## WORK INSTRUCTIONS
Which lines to output? The line containing "Transcribe this image's" and every line after it in the data below, each copied exactly.

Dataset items

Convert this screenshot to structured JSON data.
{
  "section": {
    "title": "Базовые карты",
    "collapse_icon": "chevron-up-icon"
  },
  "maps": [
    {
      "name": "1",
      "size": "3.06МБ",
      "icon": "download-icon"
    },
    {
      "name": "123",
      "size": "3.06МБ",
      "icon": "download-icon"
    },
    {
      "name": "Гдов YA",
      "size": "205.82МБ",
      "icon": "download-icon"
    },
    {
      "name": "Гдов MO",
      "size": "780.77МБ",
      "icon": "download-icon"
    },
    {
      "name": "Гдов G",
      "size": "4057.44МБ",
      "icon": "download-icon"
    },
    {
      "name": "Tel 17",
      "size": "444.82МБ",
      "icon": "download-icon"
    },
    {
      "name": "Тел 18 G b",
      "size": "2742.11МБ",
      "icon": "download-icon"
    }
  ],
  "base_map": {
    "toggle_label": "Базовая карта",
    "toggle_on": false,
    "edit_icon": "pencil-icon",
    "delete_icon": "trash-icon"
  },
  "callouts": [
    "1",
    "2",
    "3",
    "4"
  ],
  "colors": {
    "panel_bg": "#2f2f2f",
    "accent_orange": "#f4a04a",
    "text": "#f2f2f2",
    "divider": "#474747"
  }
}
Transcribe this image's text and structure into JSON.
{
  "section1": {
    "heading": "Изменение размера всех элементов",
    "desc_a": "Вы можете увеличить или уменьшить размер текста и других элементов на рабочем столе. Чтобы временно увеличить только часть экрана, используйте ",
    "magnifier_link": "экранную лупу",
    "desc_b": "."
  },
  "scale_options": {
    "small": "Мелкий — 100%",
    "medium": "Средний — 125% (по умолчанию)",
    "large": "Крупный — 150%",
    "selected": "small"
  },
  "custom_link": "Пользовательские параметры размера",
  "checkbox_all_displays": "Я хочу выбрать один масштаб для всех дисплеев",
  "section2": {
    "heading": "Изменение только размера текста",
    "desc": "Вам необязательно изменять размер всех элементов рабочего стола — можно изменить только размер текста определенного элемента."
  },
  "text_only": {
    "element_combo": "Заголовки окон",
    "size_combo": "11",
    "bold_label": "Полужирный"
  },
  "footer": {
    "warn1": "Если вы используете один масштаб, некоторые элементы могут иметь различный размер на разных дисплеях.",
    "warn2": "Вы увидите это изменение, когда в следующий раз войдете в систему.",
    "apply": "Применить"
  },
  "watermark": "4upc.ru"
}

## PROBLEM SOLUTION
Transcribe this image's text and structure into JSON.
{
  "section1": {
    "heading": "Изменение размера всех элементов",
    "desc_a": "Вы можете увеличить или уменьшить размер текста и других элементов на рабочем столе. Чтобы временно увеличить только часть экрана, используйте ",
    "magnifier_link": "экранную лупу",
    "desc_b": "."
  },
  "scale_options": {
    "small": "Мелкий — 100%",
    "medium": "Средний — 125% (по умолчанию)",
    "large": "Крупный — 150%",
    "selected": "small"
  },
  "custom_link": "Пользовательские параметры размера",
  "checkbox_all_displays": "Я хочу выбрать один масштаб для всех дисплеев",
  "section2": {
    "heading": "Изменение только размера текста",
    "desc": "Вам необязательно изменять размер всех элементов рабочего стола — можно изменить только размер текста определенного элемента."
  },
  "text_only": {
    "element_combo": "Заголовки окон",
    "size_combo": "11",
    "bold_label": "Полужирный"
  },
  "footer": {
    "warn1": "Если вы используете один масштаб, некоторые элементы могут иметь различный размер на разных дисплеях.",
    "warn2": "Вы увидите это изменение, когда в следующий раз войдете в систему.",
    "apply": "Применить"
  },
  "watermark": "4upc.ru"
}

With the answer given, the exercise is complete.